### Problem requirements
Only the lines that hold "虚拟化主机" should be in the answer, each copied from the data below.

»»

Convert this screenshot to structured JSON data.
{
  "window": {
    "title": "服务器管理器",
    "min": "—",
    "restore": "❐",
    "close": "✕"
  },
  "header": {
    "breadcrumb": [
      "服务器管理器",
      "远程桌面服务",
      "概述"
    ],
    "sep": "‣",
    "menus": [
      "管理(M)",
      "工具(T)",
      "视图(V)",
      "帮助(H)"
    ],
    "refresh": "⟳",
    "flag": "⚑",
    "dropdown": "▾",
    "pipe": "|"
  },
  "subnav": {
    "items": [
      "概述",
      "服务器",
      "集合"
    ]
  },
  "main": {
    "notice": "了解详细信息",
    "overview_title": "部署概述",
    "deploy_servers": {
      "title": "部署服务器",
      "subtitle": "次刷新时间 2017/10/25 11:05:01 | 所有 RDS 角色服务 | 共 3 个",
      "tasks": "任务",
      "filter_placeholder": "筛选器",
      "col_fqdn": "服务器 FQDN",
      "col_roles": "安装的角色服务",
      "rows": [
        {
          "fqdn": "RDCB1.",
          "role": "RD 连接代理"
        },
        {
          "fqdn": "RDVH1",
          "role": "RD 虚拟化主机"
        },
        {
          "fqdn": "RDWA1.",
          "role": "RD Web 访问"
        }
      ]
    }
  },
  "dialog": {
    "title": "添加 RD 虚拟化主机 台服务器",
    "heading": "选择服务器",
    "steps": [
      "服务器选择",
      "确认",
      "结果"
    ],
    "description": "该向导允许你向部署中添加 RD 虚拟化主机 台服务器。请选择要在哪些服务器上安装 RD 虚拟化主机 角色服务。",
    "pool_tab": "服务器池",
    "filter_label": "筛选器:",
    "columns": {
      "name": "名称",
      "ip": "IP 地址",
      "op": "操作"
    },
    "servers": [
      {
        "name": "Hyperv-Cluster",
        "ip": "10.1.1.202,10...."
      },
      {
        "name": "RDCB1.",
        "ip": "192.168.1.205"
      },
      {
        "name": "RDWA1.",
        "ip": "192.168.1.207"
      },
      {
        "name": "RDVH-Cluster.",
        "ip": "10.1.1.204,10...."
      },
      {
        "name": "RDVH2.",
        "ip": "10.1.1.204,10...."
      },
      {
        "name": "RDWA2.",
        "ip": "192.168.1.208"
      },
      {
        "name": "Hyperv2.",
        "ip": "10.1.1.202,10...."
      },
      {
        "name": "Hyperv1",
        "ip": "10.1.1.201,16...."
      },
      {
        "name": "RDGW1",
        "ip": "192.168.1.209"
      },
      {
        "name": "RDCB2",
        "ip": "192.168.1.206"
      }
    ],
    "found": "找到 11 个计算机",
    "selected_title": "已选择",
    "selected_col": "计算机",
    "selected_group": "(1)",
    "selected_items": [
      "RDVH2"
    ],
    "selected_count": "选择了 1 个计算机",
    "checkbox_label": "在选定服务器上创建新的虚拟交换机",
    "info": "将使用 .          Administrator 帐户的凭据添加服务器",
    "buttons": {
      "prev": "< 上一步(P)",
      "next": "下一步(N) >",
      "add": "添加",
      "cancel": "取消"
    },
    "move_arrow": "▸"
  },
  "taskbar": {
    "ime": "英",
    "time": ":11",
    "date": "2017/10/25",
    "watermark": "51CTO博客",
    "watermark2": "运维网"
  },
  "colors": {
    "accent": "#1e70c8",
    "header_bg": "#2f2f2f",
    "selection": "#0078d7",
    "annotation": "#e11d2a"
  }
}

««

### Solution
          "role": "RD 虚拟化主机"
    "title": "添加 RD 虚拟化主机 台服务器",
    "description": "该向导允许你向部署中添加 RD 虚拟化主机 台服务器。请选择要在哪些服务器上安装 RD 虚拟化主机 角色服务。",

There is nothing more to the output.